A blunder on around 35,000 KBC mortgages transferred to Bank of Ireland has led to fears the borrowers’ credit ratings may be impacted.

The mortgage ‘start date’ was incorrectly entered into Bank of Ireland systems, and as a result, the lender did not submit the data to the Central Bank’s Central Credit Register (CCR).

And Bank of Ireland has admitted that the gap in the monthly updates could impact loan applications.

The bank has written to all the ex-KBC customers warning them of the problem, which it is “working to fix as soon as possible”.

The blunder affects around half of the 70,000 mortgages that were transferred to Bank of Ireland when KBC closed its Irish operations.

A spokesman for Bank of Ireland said: “To date we’ve had no confirmation of a loan application being impacted, but if any customer has a specific query, they can contact our team and we will support.

“We have also informed other lenders about the error so that they are aware of it.”

Last year, Bank of Ireland was fined €463,000 by the Data Protection Commission (DPC), after an investigation found 47,000 customer accounts were accidentally altered in a manner that “may have damaged customers’ credit ratings and prevented them getting loans.”

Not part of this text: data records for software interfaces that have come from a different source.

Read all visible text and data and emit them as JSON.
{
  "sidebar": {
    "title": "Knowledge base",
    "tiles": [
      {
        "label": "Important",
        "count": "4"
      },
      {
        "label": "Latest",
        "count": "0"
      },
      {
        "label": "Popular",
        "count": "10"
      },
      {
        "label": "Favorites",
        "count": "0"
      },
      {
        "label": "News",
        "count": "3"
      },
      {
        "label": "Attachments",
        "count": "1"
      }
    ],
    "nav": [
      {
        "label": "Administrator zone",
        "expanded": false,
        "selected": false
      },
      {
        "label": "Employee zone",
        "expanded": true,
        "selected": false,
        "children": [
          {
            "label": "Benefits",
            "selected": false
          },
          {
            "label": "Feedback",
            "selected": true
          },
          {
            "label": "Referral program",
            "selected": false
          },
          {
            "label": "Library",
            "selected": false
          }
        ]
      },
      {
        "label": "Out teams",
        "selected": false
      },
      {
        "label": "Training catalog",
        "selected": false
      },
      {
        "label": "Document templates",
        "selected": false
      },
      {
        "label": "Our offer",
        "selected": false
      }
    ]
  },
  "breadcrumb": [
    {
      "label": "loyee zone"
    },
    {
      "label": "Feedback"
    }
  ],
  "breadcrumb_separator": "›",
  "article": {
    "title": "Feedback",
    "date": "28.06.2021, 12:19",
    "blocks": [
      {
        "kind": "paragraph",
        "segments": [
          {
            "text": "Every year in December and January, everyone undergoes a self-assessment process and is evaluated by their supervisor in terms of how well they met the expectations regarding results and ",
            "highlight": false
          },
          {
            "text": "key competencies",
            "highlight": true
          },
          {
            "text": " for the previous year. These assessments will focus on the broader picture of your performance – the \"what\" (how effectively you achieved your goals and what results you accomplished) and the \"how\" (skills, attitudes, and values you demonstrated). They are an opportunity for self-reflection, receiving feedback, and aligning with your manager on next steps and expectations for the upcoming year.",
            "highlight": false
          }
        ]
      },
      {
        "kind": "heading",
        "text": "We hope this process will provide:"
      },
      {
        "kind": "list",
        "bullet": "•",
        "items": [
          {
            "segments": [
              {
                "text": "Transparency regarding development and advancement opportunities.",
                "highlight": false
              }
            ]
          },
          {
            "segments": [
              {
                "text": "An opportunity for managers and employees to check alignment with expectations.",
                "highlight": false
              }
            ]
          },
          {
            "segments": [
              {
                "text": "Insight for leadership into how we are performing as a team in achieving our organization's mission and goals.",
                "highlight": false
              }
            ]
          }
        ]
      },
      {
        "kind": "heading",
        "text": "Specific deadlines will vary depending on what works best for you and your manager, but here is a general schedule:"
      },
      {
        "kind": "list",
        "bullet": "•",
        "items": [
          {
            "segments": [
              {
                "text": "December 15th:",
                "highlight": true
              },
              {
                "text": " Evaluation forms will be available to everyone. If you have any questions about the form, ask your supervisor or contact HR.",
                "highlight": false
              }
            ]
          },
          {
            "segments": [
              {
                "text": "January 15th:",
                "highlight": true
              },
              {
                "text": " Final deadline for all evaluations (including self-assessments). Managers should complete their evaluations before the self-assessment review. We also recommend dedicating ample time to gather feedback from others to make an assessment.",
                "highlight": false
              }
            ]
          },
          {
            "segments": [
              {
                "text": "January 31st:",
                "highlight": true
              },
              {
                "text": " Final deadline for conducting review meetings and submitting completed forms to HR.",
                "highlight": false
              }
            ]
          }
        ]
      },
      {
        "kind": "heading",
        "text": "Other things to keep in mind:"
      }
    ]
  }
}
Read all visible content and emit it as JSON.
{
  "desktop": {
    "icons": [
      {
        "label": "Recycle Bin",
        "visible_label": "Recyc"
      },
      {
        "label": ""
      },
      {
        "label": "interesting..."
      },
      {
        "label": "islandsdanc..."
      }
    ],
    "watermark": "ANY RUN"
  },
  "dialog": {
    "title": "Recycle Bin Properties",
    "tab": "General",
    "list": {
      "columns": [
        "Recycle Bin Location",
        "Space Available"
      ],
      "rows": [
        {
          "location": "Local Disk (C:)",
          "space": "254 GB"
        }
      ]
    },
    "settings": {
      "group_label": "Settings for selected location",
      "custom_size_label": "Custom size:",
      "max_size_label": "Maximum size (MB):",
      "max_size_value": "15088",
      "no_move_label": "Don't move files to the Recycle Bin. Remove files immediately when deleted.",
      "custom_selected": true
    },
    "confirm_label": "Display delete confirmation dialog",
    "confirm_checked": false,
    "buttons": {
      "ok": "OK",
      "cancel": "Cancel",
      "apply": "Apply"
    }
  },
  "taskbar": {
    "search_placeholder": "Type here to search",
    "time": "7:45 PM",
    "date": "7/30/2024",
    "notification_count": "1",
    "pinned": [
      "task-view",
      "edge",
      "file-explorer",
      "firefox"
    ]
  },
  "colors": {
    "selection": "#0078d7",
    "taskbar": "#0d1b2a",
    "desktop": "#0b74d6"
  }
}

A recent Bank of Ireland letter to affected mortgage customers said: “We do not believe this error is likely to have affected the customer, but if somebody applied for a loan or another form of credit, the gap in the monthly updates to the CCR may have been seen by a lender, so they can use our letter as proof of the error.

“We are updating the records as a priority and will write to customers again when it is resolved, which is expected in the next few weeks.”

The bank’s correspondence continued: “As we were aware of this error, we did not submit the mortgage details to the CCR for February and March while it is being fixed.

“This was to prevent incorrect credit information being reflected on the customers’ credit report.

“This means that from February 2023 there is a temporary gap monthly in performance updates to your CCR record.

“Fixing this issue is a matter of priority to us. We’ll write to you to confirm when it’s been resolved.

“We do not believe this error is likely to have affected you.

“However, it does mean that if you did apply for a loan or another form of credit, the gap in the monthly updates to the CCR may have been seen by a lender.

“If you’ve had a credit application refused since February 2023 and feel that this gap may have affected the lender’s decision, you can contact the lender to inform them that your credit information on the CCR is not up to date and is in the process of being corrected by BOI.’

Brendan Burgess, of Askaboutmoney.com, does not believe it will cause future problems for customers or affect their credit rating.

He said: “If anybody is applying for a loan they should check the Central Credit Register. It’s free and it’s easy to do.” And he added: “If you applied to switch from Bank of Ireland to AIB, I think AIB will be well aware of this issue. They’re not going to say, ‘Why did you miss the last three payments?’ I think it’s one of these things that happens.”

He continued: “The technology in transferring something from one bank to another system is very complicated.

“The Bank of Ireland systems are very poor overall but I really doubt if anyone is going to be badly affected by it. They bought 70,000 mortgages and messed up on 35,000 of them but I don’t think that anybody needs to worry about them and the Central Bank would be on top of that.”

Bank of Ireland completed the acquisition of a number of loan assets from KBC in a deal valued at approximately €6.4bn back in February.

How we help

We can help take the effort out of this for you by demonstrating how this would work for you and your family and providing you with one cohesive Holistic Lifestyle Financial Plan.

You can arrange a meeting by clicking here to access my diary, email info@smartfinance.ie or call 087 8144 104.